This news brief from November 2009 focuses on how changes in atmospheric chemistry may have factored into the evolution of life on Earth—specifically, life’s quadrillion-fold growth spurt from microscopic bacteria to organisms the size of the blue whale.
UC Museum of Paleontology
This article includes a set of discussion and extension questions for use in class, as well as a video podcast. It also includes hints about related lessons that might be used in conjunction with this one. Get more tips for using Evo in the News articles in your classroom.
Correspondence to the Next Generation Science Standards is indicated in parentheses after each relevant concept. See our conceptual framework for details.
- Living things have had a major influence on the composition of the atmosphere and on the surface of the planet. (ESS2.E)
- The fossil record documents the biodiversity of the past.
- Scientists test their ideas using multiple lines of evidence. (P6, NOS2)
- Scientists can test ideas about events and processes long past, very distant, and not directly observable.
- Scientists use multiple research methods (experiments, observational research, comparative research, and modeling) to collect data. (P2, P3, P4, NOS1)
- Scientists use fossils (including sequences of fossils showing gradual change over time) to learn about past life.
- Rates of evolution vary.

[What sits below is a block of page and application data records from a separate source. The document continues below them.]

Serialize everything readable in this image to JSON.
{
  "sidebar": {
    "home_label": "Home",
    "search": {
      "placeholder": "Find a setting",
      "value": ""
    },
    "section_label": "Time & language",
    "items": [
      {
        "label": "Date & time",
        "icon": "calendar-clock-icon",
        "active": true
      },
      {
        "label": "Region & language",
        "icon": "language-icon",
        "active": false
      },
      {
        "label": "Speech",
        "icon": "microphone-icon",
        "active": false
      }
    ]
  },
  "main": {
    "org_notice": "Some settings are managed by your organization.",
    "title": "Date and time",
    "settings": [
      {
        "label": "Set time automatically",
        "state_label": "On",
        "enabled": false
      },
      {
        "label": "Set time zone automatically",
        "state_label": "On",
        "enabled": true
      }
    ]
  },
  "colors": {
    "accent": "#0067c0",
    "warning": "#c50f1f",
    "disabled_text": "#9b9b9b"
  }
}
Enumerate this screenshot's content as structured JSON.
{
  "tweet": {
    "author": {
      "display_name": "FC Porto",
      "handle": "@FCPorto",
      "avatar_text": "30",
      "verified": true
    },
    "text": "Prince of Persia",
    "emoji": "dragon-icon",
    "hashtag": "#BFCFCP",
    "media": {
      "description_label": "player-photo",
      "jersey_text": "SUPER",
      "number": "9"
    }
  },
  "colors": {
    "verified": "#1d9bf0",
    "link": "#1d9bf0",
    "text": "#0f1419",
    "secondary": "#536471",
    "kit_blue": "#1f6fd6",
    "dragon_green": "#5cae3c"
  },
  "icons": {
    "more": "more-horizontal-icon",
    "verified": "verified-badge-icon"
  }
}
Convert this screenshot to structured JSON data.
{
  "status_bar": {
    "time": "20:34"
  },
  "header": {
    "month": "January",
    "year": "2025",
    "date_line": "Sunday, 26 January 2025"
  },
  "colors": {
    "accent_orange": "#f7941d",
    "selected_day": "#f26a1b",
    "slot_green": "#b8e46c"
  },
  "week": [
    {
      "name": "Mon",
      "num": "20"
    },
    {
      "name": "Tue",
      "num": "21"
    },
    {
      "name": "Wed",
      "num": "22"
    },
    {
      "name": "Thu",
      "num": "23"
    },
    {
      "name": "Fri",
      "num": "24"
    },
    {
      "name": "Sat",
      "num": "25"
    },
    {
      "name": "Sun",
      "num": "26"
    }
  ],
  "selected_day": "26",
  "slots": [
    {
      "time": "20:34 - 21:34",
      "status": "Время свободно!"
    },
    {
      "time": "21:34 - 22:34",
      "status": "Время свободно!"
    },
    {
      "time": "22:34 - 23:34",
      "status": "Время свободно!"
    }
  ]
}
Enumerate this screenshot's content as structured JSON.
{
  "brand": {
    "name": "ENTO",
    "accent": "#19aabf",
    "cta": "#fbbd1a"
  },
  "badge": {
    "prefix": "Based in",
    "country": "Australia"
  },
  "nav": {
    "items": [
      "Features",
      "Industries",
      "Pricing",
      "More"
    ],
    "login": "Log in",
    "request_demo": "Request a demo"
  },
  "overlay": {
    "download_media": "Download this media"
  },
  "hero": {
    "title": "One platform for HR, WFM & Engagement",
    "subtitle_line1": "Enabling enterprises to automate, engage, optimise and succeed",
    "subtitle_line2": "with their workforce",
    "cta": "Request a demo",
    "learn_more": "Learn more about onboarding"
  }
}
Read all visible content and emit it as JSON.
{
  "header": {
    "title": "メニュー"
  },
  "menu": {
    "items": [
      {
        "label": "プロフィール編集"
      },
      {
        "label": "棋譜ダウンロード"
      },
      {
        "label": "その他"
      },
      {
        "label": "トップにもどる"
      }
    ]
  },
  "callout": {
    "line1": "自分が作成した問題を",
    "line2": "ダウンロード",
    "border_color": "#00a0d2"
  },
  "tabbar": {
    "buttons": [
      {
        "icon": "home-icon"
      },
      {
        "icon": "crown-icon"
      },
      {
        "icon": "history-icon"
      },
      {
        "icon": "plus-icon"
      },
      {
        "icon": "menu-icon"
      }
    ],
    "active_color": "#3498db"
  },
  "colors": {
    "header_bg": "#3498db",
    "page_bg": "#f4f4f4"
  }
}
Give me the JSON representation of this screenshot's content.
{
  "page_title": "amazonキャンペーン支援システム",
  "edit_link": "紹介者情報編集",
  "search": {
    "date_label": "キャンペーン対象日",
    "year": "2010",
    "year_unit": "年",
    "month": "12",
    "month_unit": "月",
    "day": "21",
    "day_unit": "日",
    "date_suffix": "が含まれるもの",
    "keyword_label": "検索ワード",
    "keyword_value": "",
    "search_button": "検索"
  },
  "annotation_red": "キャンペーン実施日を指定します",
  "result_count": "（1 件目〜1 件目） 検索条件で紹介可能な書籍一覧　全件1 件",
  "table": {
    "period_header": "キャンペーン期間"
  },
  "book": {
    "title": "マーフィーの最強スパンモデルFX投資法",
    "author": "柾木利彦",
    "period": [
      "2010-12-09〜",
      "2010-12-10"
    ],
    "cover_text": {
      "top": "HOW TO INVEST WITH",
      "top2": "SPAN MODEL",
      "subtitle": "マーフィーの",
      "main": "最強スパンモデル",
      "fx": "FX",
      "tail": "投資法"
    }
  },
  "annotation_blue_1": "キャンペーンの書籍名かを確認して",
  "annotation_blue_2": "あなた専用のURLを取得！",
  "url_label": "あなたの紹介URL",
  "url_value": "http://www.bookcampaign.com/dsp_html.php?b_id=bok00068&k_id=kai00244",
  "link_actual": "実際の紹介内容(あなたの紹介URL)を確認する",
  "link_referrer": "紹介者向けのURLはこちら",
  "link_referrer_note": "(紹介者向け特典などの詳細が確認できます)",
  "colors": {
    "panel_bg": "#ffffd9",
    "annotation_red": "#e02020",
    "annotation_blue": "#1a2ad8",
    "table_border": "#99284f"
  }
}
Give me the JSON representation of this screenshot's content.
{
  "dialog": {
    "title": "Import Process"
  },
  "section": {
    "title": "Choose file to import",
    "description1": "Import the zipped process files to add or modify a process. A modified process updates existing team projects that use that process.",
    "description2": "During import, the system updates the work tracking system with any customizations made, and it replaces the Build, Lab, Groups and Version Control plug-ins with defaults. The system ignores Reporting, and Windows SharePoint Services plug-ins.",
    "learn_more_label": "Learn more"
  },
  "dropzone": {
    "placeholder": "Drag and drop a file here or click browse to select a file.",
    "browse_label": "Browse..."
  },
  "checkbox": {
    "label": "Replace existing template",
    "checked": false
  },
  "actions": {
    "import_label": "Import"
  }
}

- Environmental changes may provide opportunities that can influence natural selection. (LS4.B, LS4.C)